## Task instructions
Scan the material and copy out each line where the word "市市场监管局" occurs.

= = = = = = =

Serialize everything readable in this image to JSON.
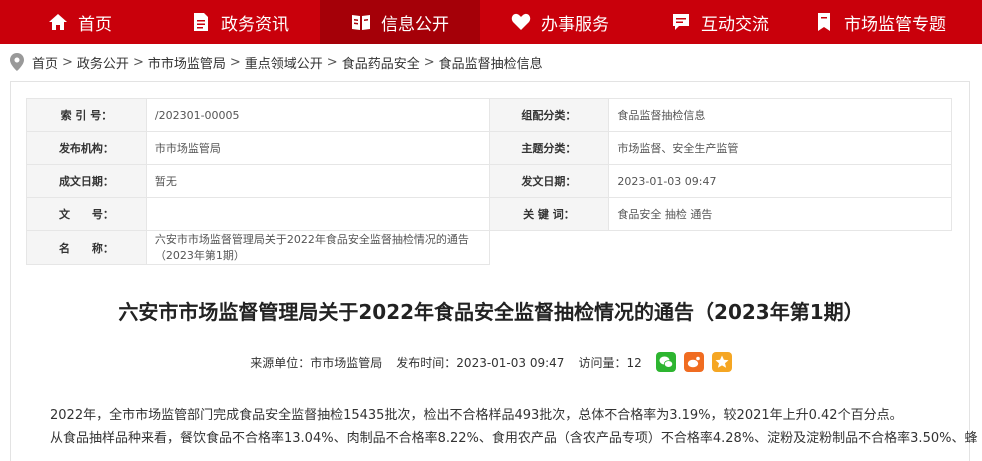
{
  "nav": {
    "items": [
      {
        "label": "首页",
        "icon": "home-icon"
      },
      {
        "label": "政务资讯",
        "icon": "document-icon"
      },
      {
        "label": "信息公开",
        "icon": "book-icon"
      },
      {
        "label": "办事服务",
        "icon": "heart-icon"
      },
      {
        "label": "互动交流",
        "icon": "chat-icon"
      },
      {
        "label": "市场监管专题",
        "icon": "bookmark-icon"
      }
    ],
    "active_index": 2,
    "color": "#c9000b",
    "active_color": "#a50008"
  },
  "breadcrumb": {
    "items": [
      "首页",
      "政务公开",
      "市市场监管局",
      "重点领域公开",
      "食品药品安全",
      "食品监督抽检信息"
    ],
    "separator": ">"
  },
  "meta": {
    "index_label": "索 引 号：",
    "index_value": "/202301-00005",
    "category_label": "组配分类：",
    "category_value": "食品监督抽检信息",
    "publisher_label": "发布机构：",
    "publisher_value": "市市场监管局",
    "topic_label": "主题分类：",
    "topic_value": "市场监督、安全生产监管",
    "created_label": "成文日期：",
    "created_value": "暂无",
    "issued_label": "发文日期：",
    "issued_value": "2023-01-03 09:47",
    "docno_label": "文　　号：",
    "docno_value": "",
    "keywords_label": "关 键 词：",
    "keywords_value": "食品安全 抽检 通告",
    "name_label": "名　　称：",
    "name_value_line1": "六安市市场监督管理局关于2022年食品安全监督抽检情况的通告",
    "name_value_line2": "（2023年第1期）"
  },
  "article": {
    "title": "六安市市场监督管理局关于2022年食品安全监督抽检情况的通告（2023年第1期）",
    "source_label": "来源单位：市市场监管局",
    "time_label": "发布时间：2023-01-03 09:47",
    "views_label": "访问量：12",
    "paragraph1": "2022年，全市市场监管部门完成食品安全监督抽检15435批次，检出不合格样品493批次，总体不合格率为3.19%，较2021年上升0.42个百分点。",
    "paragraph2": "从食品抽样品种来看，餐饮食品不合格率13.04%、肉制品不合格率8.22%、食用农产品（含农产品专项）不合格率4.28%、淀粉及淀粉制品不合格率3.50%、蜂"
  },
  "share": {
    "wechat_color": "#2db530",
    "weibo_color": "#f06c21",
    "favorite_color": "#f5a623"
  }
}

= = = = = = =

## Output for this task
      "市市场监管局",
    "publisher_value": "市市场监管局",
    "source_label": "来源单位：市市场监管局",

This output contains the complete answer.